According to the bill approved by the House of Representatives, the new gesture will involve “gracefully laying the palm of the right hand over the centre of one’s chest while simultaneously lowering the head, with eyes either closed or cast down”.

The traditional handshake, while well meaning, was a risk to public health, said Representative Bayani Fernando, who proposed the bill. He called the new greeting “Bating Filipino”.

Across the world, countries have looked for new forms of greetings, from elbow bumps to footshakes, in an effort to reduce transmission of the coronavirus. In France, the health minister, Olivier Véran, told people in March last year to avoid hugs and kisses, while Italians were advised to be “a bit less expansive” when greeting one another.

In Thailand, which has managed to keep case numbers below 13,000, some have speculated that the wai – where the palms are pressed together in a prayer-like gesture – might have contributed to the country’s success in reducing local transmissions.

The bill in the Philippines needs to be passed by the senate and signed by the president before it is passed into law. It doesn’t specify any punishment for people who don’t adopt the greeting.

The Philippines has struggled to control the coronavirus and is one of the worst-affected countries in south-east Asia, despite imposing a harsh lockdown last year.

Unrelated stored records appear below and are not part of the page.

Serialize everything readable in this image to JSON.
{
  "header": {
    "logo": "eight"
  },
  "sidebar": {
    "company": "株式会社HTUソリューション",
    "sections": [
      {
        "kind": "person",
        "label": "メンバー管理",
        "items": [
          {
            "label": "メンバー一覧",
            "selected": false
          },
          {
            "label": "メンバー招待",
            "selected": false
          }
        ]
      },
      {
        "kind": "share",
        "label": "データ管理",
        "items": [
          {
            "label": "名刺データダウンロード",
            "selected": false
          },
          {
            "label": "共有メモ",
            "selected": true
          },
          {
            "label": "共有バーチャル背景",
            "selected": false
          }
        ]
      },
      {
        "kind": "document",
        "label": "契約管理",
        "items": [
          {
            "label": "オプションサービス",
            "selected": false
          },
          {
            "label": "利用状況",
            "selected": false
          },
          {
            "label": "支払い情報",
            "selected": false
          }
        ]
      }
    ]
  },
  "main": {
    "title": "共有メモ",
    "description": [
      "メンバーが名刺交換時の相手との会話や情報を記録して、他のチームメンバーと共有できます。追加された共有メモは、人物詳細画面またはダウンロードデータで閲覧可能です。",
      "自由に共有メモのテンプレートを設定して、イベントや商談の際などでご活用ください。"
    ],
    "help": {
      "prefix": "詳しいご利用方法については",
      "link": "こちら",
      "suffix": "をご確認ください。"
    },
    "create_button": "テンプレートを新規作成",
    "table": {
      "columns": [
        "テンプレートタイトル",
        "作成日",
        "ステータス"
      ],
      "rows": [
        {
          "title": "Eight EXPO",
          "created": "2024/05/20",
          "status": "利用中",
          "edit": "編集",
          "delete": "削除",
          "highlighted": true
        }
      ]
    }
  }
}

On Thursday, the department of health announced 1,783 new cases, while the death toll rose to 10,115.

In some areas of the country, restrictions have been eased so that, from February, children aged 10 years and over will be allowed to go outside. Previously, they were only allowed to leave their homes for essentials such as exercise or to access medical care. Children under 10 and people over 65 are still required to stay home.

Some have questioned the need for legislation on hand gestures, given that many are already living with restrictions on their movement, and have argued that politicians should instead focus on speeding up the rollout of a Covid-19 vaccine.

The Philippines announced plans to buy 20m doses of the Moderna vaccine this week, adding to its supply of 72m doses from AstraZeneca, Novavax and Sinovac.